→ **Data extract**:
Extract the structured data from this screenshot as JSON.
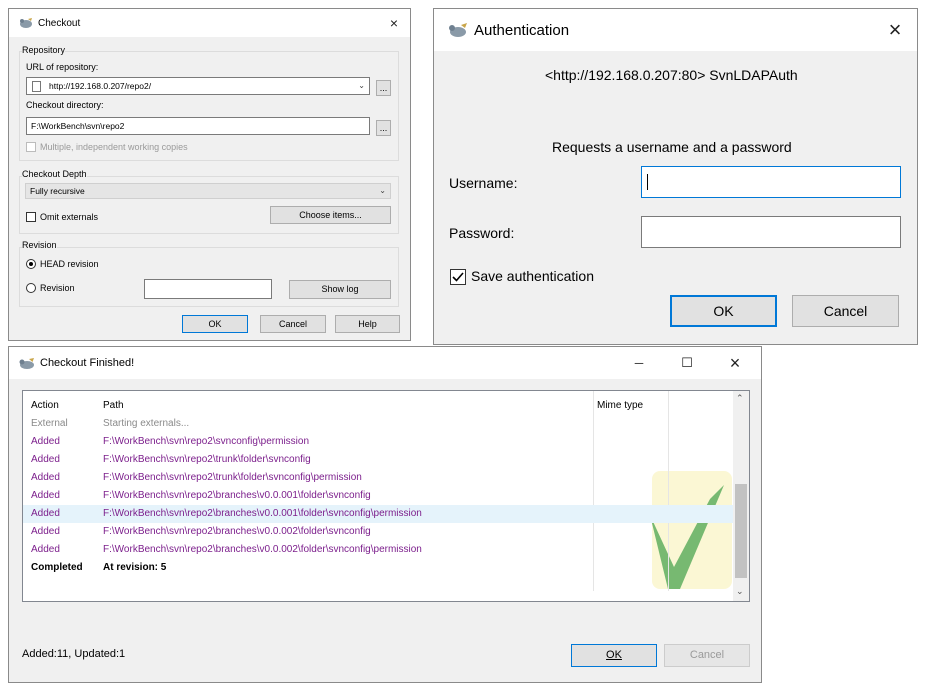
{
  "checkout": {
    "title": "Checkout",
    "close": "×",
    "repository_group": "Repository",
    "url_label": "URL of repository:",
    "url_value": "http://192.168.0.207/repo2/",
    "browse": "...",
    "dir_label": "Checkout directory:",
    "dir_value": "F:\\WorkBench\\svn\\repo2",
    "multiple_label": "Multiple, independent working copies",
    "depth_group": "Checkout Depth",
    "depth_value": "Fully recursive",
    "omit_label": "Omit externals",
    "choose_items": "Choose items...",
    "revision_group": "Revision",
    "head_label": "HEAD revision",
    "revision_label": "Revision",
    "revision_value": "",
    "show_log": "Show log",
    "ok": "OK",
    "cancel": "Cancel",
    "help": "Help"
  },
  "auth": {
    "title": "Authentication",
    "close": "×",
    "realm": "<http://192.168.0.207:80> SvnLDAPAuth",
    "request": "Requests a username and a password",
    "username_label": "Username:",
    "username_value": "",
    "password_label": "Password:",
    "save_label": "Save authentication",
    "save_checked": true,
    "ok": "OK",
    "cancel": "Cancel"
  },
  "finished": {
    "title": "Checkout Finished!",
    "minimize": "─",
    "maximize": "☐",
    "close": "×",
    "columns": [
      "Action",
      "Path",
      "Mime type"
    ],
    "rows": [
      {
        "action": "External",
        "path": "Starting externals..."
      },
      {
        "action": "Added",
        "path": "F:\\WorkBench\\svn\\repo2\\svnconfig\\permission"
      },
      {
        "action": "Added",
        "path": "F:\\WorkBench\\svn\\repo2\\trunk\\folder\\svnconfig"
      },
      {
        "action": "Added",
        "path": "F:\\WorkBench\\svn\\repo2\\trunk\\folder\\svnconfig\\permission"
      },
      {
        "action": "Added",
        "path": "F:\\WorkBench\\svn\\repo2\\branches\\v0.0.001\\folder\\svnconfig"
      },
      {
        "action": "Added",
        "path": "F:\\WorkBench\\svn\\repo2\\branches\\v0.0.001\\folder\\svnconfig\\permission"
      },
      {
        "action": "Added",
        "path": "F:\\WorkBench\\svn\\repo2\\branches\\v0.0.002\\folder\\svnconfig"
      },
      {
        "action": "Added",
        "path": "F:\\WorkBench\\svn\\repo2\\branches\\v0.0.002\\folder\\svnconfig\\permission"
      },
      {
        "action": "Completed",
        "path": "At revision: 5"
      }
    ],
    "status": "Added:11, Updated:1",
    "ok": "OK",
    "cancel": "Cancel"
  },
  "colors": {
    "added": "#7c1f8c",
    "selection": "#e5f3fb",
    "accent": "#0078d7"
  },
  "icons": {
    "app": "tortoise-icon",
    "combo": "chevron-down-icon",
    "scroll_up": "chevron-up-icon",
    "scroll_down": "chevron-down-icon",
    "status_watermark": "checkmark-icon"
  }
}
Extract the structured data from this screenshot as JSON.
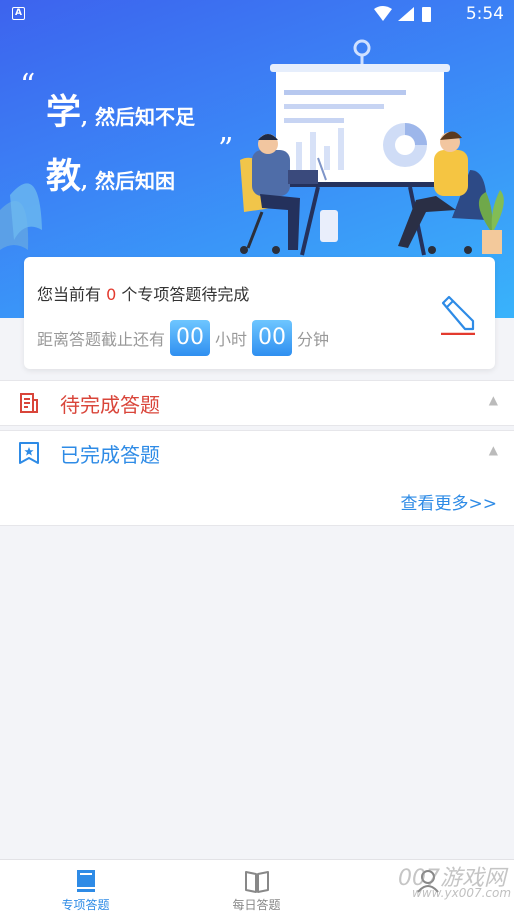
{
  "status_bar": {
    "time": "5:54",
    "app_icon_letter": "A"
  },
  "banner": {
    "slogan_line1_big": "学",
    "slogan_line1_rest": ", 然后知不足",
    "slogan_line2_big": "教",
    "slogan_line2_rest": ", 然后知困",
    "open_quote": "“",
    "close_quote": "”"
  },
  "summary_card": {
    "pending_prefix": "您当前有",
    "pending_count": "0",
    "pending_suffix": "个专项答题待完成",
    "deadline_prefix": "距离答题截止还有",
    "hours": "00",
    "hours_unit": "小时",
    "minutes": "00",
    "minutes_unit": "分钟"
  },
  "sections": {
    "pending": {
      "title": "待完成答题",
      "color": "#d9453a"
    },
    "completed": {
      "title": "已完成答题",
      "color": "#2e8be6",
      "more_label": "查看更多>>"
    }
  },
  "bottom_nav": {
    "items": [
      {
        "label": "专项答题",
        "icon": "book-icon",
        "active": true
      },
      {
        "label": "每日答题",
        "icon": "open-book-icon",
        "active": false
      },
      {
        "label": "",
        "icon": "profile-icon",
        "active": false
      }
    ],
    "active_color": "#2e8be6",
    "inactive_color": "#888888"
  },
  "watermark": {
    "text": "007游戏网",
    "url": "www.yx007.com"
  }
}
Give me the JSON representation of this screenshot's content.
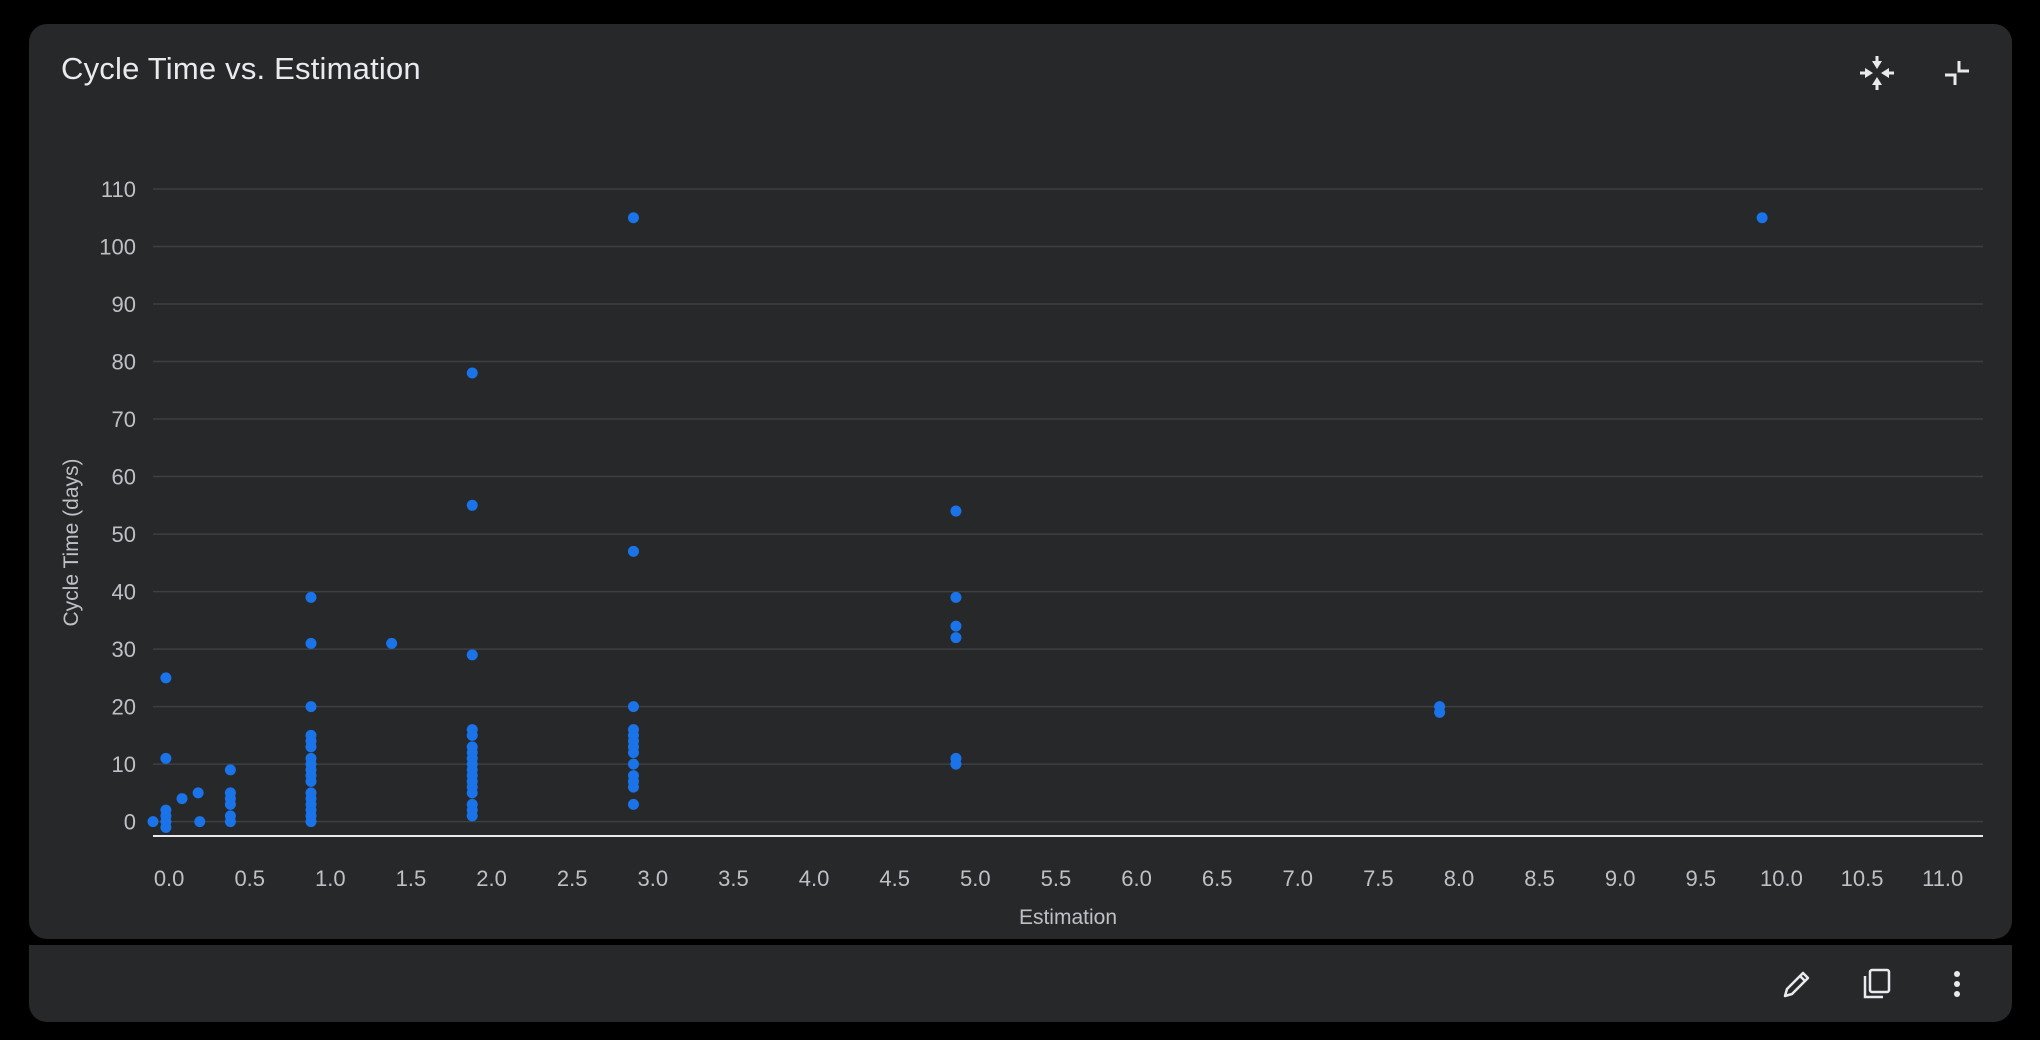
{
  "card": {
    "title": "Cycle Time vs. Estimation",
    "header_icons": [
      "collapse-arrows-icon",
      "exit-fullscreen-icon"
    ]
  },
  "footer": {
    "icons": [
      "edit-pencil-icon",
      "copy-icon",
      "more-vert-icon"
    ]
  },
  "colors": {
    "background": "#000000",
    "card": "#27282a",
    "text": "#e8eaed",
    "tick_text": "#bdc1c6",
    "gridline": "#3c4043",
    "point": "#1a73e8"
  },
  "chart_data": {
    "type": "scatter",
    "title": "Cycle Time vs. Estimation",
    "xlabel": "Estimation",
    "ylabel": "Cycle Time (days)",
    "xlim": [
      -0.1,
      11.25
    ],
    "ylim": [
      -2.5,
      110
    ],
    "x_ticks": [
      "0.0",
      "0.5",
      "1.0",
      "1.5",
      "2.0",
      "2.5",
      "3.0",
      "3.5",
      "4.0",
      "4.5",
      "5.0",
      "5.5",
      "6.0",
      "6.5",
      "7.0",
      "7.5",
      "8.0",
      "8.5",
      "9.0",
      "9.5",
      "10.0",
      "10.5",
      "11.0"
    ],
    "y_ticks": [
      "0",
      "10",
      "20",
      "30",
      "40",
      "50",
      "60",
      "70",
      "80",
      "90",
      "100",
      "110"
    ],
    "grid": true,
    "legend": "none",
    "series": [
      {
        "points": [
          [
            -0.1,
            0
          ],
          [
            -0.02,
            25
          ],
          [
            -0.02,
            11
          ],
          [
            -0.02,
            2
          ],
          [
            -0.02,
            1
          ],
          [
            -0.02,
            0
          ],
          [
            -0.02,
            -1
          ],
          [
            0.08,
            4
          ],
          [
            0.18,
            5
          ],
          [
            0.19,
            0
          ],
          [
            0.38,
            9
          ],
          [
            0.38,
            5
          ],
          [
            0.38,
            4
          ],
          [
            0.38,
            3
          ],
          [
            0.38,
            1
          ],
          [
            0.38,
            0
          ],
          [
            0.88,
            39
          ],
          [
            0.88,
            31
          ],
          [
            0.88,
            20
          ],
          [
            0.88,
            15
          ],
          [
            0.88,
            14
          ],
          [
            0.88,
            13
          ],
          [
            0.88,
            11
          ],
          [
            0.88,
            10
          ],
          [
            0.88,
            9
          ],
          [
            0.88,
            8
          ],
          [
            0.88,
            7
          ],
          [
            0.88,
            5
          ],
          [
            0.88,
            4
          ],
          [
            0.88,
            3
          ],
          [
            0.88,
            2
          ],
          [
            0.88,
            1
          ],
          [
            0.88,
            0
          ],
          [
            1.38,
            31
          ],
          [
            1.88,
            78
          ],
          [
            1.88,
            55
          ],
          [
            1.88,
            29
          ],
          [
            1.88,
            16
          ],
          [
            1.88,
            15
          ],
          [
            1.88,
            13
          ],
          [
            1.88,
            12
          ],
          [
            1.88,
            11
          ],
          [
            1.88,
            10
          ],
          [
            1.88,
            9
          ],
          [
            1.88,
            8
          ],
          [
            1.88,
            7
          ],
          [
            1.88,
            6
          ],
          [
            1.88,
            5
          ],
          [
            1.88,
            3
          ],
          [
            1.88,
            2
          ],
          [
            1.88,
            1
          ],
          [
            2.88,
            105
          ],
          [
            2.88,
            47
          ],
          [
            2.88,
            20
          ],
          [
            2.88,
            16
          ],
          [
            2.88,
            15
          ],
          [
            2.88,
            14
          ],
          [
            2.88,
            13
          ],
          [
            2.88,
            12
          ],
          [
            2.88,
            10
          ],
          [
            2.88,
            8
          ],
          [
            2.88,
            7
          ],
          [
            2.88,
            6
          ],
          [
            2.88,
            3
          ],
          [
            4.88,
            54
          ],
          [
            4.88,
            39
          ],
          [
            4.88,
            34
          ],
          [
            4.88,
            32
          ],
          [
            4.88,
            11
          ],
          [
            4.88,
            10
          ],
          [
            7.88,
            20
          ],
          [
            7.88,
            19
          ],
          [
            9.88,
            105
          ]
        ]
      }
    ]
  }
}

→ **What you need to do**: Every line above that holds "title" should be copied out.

→ **The answer**:
    "title": "Checkout",
    "title": "Authentication",
    "title": "Checkout Finished!",
      "title": "待完成答题",
      "title": "已完成答题",
    "title": "Cycle Time vs. Estimation",
    "title": "Cycle Time vs. Estimation",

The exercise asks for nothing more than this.